Since I take most of my pictures on my iPhone, I was stoked to take a photography class that taught some great tips for taking amazing photos on your phone! A few super easy and really impactful takeaways from the class…decide on your subject or story, the rule of thirds, and the importance of depth and lighting. 

Photo credit: Juliana DeLong

In terms of deciding your subject or story, figure out why you’re taking the picture or what you want it to show before just snapping a photo. This will help give direction to your photography.

Next, the rule of thirds simply means placing your subject in the left or right third of the image, leaving the other two third more open. In other words, avoid having your subject in the center of the photo. This allows the photo to lead a more compelling story. You can even use the grid feature on your iPhone to show dividing lines by thirds. For depth, move closer to the subject or scenery than you think and even use the “f” feature on portrait mode to adjust from f1.4 to f16 for depth.

Lastly, lighting is key. Consider if you want a front-lit or back-lit photo and align yourself between the sun or studio light accordingly. You can also hold down on your screen where you’d like to focus and can slide your finger up or down over the sunshine icon to adjust additional lighting. 

Photo credit: Juliana DeLong

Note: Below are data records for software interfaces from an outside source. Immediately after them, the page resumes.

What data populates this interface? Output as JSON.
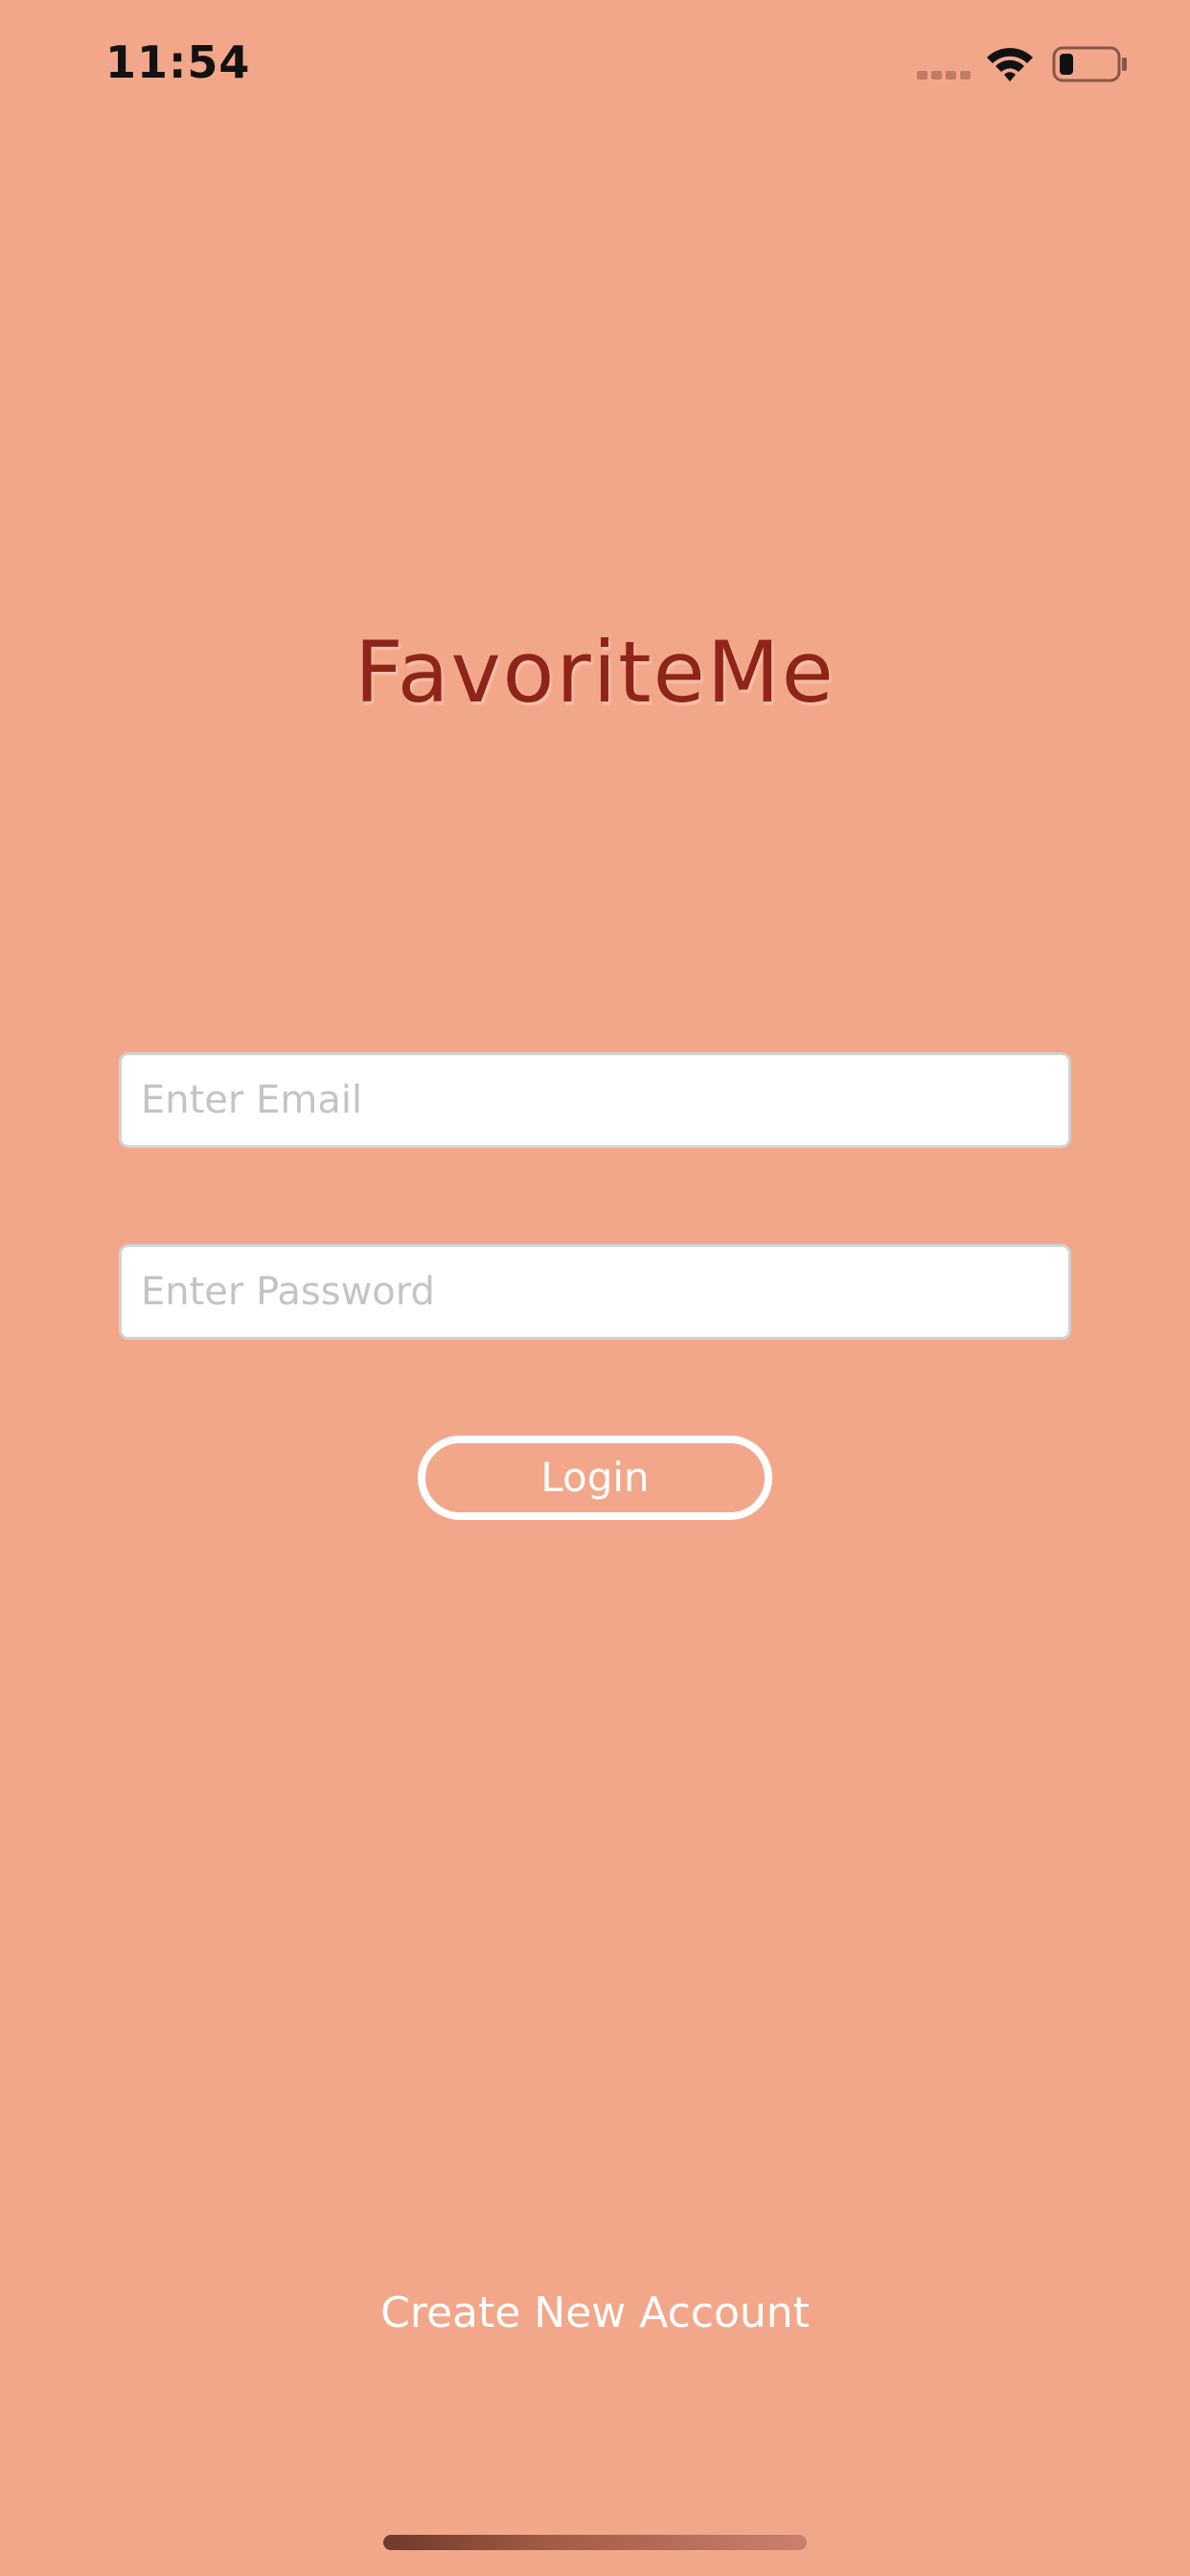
{
  "status_bar": {
    "time": "11:54",
    "icons": [
      "signal-dots-icon",
      "wifi-icon",
      "battery-icon"
    ]
  },
  "app": {
    "title": "FavoriteMe"
  },
  "form": {
    "email_placeholder": "Enter Email",
    "email_value": "",
    "password_placeholder": "Enter Password",
    "password_value": "",
    "login_label": "Login"
  },
  "footer": {
    "create_account_label": "Create New Account"
  },
  "colors": {
    "background": "#F3A78A",
    "title": "#8E2518",
    "button_text": "#FFFFFF"
  }
}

Without spending too much time adjusting settings, I can take much more thoughtful and focused photos on my phone! – Juliana